- DATASET CONTENT -
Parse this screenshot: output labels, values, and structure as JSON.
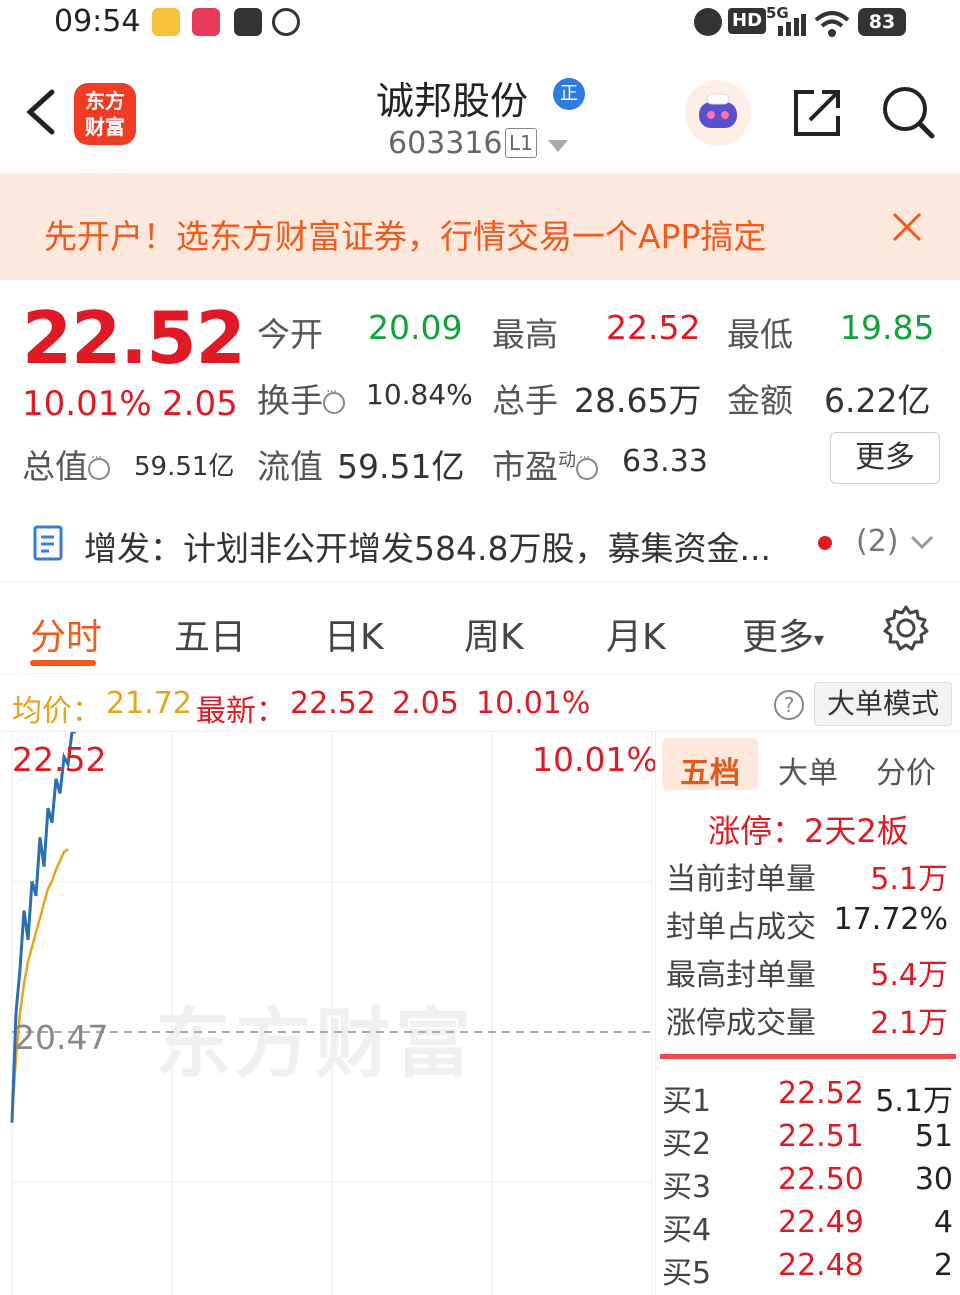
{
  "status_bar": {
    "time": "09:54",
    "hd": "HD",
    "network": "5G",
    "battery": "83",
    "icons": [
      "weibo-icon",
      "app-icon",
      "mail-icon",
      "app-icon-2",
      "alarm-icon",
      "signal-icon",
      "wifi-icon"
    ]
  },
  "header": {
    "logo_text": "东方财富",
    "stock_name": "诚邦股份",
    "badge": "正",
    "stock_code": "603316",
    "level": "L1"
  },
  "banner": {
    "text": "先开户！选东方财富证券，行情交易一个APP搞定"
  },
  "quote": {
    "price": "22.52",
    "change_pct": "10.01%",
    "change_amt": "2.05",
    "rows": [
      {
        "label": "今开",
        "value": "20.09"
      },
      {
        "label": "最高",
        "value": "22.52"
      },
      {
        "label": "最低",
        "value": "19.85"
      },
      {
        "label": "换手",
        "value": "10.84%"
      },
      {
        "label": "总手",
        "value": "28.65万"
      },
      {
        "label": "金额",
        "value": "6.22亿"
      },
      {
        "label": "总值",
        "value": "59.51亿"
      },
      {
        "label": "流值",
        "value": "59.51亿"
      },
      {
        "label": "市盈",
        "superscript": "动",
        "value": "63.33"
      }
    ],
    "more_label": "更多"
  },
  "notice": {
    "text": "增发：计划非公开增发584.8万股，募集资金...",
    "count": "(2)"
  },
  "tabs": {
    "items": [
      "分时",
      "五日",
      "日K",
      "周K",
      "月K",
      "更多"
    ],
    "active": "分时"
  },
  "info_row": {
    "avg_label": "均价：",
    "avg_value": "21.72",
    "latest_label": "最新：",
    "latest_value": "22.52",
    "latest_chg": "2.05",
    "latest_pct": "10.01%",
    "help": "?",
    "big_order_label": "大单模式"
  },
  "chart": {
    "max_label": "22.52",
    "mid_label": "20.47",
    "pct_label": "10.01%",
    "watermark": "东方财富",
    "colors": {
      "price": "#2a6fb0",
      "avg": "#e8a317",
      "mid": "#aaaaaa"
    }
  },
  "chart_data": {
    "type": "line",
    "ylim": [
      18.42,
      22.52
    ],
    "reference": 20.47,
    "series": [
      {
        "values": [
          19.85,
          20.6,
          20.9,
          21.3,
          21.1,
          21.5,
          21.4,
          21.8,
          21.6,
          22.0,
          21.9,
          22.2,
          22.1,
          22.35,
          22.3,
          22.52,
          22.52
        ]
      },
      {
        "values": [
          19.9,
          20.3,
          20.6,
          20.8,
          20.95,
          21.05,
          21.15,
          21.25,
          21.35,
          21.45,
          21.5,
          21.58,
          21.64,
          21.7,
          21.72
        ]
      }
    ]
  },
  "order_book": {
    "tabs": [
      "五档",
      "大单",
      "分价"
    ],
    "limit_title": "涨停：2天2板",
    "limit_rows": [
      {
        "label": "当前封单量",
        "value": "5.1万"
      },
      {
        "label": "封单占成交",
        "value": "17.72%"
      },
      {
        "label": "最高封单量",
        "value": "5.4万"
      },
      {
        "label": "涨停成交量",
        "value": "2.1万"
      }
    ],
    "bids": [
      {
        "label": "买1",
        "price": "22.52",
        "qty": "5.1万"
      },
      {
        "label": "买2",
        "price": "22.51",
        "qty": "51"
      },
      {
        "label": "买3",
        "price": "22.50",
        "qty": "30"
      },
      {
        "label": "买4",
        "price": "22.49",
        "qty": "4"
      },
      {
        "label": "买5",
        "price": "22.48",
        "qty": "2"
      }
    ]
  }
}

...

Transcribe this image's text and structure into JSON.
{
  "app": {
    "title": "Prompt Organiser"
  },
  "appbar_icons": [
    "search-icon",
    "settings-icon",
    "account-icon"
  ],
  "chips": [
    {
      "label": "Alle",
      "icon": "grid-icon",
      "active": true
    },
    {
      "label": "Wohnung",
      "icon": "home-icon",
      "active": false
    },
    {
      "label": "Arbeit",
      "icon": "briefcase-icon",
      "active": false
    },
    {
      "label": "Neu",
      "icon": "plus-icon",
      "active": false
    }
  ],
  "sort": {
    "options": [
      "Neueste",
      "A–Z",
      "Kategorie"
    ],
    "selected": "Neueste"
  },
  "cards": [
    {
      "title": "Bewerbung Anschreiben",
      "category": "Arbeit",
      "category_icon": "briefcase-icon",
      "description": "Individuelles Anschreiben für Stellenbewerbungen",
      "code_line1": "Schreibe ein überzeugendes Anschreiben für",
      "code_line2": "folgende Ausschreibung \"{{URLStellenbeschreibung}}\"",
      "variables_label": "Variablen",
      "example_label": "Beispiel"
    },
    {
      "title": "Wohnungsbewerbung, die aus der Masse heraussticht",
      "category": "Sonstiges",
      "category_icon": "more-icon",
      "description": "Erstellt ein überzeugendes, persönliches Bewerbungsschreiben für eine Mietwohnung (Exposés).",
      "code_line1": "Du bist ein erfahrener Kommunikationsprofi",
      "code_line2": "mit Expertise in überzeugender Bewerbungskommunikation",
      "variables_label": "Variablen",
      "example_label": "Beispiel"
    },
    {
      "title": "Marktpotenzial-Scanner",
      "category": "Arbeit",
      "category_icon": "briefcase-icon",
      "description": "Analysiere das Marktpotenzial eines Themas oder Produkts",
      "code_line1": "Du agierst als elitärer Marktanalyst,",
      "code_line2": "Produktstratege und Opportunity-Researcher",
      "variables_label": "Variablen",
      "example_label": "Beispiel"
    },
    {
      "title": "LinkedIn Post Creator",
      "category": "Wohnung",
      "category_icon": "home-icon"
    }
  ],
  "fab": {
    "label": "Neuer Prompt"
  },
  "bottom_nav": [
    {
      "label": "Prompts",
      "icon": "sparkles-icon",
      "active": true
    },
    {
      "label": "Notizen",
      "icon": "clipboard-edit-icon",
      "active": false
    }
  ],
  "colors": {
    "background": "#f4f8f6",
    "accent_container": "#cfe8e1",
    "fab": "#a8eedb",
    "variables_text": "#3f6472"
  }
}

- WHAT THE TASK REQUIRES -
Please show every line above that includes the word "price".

- RESULT -
    "price": "22.52",
      "price": "#2a6fb0",
        "price": "22.52",
        "price": "22.51",
        "price": "22.50",
        "price": "22.49",
        "price": "22.48",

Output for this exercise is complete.